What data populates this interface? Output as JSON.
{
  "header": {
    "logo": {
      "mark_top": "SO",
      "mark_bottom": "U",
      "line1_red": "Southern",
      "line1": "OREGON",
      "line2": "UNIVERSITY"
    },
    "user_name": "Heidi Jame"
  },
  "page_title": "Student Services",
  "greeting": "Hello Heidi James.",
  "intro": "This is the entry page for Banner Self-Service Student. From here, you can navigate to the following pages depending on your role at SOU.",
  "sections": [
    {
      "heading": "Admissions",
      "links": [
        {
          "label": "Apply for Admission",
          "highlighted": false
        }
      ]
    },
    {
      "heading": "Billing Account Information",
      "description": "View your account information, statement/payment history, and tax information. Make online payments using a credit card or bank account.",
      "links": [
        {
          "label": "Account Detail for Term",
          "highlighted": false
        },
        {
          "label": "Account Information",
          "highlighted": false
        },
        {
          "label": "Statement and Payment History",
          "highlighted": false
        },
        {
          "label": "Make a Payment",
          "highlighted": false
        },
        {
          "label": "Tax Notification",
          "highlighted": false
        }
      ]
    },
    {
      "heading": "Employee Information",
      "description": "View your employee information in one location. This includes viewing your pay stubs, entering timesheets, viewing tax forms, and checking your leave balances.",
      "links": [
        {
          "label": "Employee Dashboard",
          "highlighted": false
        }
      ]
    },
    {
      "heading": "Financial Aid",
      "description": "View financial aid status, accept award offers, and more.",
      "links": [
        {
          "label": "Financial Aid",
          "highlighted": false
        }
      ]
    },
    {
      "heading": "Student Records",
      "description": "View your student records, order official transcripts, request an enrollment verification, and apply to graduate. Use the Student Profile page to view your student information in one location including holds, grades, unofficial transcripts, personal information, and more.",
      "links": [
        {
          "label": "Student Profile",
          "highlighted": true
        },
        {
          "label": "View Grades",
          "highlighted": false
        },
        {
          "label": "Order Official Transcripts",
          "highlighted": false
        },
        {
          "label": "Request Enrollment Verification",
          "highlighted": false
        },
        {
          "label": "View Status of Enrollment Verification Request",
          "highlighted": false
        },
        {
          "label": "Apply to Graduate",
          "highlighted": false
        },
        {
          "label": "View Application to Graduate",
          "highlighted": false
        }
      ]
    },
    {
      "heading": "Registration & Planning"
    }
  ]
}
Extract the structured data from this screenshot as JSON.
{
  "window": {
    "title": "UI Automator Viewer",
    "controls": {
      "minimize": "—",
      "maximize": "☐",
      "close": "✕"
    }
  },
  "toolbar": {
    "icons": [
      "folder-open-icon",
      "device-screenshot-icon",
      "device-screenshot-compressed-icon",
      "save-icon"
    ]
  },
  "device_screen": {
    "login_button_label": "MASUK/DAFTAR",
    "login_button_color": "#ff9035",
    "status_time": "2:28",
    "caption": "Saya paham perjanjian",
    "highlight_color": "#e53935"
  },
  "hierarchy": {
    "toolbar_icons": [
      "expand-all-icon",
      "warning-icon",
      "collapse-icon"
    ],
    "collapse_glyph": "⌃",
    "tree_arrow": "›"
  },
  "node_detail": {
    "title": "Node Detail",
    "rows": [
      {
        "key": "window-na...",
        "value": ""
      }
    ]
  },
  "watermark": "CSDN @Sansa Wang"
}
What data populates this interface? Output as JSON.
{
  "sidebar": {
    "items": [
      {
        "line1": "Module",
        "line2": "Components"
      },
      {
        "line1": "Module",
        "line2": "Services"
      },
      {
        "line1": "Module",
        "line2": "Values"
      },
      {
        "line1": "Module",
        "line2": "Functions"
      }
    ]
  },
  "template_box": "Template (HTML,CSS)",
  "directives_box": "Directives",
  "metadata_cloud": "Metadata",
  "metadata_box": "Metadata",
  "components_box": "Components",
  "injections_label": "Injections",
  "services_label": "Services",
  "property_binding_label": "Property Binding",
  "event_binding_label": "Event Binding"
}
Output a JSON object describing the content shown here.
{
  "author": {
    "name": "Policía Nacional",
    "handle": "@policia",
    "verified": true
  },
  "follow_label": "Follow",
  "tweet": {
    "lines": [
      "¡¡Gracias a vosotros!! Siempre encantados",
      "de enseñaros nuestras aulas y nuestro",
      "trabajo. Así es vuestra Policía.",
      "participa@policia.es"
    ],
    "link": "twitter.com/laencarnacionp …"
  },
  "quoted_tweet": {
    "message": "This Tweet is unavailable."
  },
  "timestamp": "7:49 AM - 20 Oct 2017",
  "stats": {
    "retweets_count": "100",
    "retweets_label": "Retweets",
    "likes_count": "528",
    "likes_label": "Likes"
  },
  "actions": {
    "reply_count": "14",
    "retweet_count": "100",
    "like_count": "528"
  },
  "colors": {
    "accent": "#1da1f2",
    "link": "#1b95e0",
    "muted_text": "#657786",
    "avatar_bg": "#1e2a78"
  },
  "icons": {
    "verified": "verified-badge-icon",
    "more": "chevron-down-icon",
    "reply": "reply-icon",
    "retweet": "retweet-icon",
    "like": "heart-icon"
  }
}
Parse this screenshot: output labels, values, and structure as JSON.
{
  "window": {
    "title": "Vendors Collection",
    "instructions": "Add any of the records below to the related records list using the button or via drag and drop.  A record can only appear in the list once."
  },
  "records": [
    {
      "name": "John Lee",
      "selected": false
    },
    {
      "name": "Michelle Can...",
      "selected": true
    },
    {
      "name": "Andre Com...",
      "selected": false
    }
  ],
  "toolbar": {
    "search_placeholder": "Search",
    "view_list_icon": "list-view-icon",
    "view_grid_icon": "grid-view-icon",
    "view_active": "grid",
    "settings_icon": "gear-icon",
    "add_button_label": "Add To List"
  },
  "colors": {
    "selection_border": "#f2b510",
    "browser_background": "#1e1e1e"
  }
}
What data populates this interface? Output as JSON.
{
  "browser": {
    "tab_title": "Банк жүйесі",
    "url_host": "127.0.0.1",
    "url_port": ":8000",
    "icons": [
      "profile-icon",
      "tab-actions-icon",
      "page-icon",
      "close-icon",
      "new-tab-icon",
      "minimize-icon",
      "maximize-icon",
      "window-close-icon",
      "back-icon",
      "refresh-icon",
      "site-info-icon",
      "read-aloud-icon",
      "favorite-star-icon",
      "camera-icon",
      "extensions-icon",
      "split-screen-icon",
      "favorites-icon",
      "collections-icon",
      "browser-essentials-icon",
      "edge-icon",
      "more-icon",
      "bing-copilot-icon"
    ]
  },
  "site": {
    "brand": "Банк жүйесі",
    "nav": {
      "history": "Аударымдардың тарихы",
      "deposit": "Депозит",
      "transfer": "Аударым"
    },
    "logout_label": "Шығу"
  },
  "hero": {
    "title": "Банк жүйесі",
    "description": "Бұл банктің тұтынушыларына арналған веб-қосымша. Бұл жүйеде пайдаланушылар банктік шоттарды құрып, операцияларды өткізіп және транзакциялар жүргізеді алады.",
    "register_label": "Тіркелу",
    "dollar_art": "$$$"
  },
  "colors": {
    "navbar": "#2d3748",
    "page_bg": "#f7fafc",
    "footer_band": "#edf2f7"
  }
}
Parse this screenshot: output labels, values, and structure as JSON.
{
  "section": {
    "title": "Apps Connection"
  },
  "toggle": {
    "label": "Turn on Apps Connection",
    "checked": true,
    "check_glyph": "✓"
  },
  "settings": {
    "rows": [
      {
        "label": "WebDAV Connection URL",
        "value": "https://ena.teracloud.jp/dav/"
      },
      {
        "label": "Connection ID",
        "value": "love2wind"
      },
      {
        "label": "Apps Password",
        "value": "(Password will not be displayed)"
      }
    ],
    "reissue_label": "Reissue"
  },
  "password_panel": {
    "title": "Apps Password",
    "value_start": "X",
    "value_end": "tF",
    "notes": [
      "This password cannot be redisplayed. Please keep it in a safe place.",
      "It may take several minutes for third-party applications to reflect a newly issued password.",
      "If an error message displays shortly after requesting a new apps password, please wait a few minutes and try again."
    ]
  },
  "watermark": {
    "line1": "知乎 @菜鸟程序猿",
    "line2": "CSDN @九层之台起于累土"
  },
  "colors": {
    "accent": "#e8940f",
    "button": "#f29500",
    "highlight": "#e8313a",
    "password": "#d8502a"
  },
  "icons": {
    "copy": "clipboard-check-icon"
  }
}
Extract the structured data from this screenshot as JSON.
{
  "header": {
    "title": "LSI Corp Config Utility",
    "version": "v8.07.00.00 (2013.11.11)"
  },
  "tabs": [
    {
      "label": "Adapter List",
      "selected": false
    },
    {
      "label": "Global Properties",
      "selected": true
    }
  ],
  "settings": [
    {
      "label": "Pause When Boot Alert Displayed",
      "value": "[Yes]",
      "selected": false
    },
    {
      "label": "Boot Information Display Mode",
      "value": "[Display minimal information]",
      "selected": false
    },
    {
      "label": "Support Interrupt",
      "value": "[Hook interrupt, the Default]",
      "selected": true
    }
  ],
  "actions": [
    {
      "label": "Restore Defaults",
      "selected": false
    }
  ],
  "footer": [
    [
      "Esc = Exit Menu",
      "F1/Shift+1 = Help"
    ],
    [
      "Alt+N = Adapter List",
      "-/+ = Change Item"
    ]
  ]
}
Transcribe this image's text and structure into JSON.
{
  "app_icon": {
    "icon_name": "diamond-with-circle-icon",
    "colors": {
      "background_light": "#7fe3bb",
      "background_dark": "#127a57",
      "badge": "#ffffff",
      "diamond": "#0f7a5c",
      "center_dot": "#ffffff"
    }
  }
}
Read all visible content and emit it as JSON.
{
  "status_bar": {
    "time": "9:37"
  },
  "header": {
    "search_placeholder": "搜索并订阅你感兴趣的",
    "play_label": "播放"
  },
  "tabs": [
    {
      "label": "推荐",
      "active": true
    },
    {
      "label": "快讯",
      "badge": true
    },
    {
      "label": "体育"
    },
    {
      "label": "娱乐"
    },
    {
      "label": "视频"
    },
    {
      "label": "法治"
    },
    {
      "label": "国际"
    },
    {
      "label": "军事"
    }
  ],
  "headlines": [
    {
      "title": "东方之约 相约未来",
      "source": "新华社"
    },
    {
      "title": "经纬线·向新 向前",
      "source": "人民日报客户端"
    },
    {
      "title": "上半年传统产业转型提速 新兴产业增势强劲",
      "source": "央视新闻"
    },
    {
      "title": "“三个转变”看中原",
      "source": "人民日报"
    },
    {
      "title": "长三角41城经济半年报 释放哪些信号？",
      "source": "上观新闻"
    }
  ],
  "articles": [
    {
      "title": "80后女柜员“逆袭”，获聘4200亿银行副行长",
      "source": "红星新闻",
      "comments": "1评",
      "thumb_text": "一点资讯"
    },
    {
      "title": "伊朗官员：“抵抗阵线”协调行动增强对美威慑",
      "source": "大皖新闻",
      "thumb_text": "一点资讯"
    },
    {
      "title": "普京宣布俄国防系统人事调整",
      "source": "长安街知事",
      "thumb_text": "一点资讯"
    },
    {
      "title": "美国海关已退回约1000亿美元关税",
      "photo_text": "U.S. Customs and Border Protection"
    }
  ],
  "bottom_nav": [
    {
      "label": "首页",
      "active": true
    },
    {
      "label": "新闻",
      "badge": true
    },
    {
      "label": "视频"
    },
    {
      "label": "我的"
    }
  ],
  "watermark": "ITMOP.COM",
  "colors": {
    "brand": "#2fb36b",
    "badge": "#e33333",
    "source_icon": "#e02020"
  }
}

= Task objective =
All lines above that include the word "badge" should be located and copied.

= Finished exercise =
    "verified": "verified-badge-icon",
      "badge": "#ffffff",
      "badge": true
      "badge": true
    "badge": "#e33333",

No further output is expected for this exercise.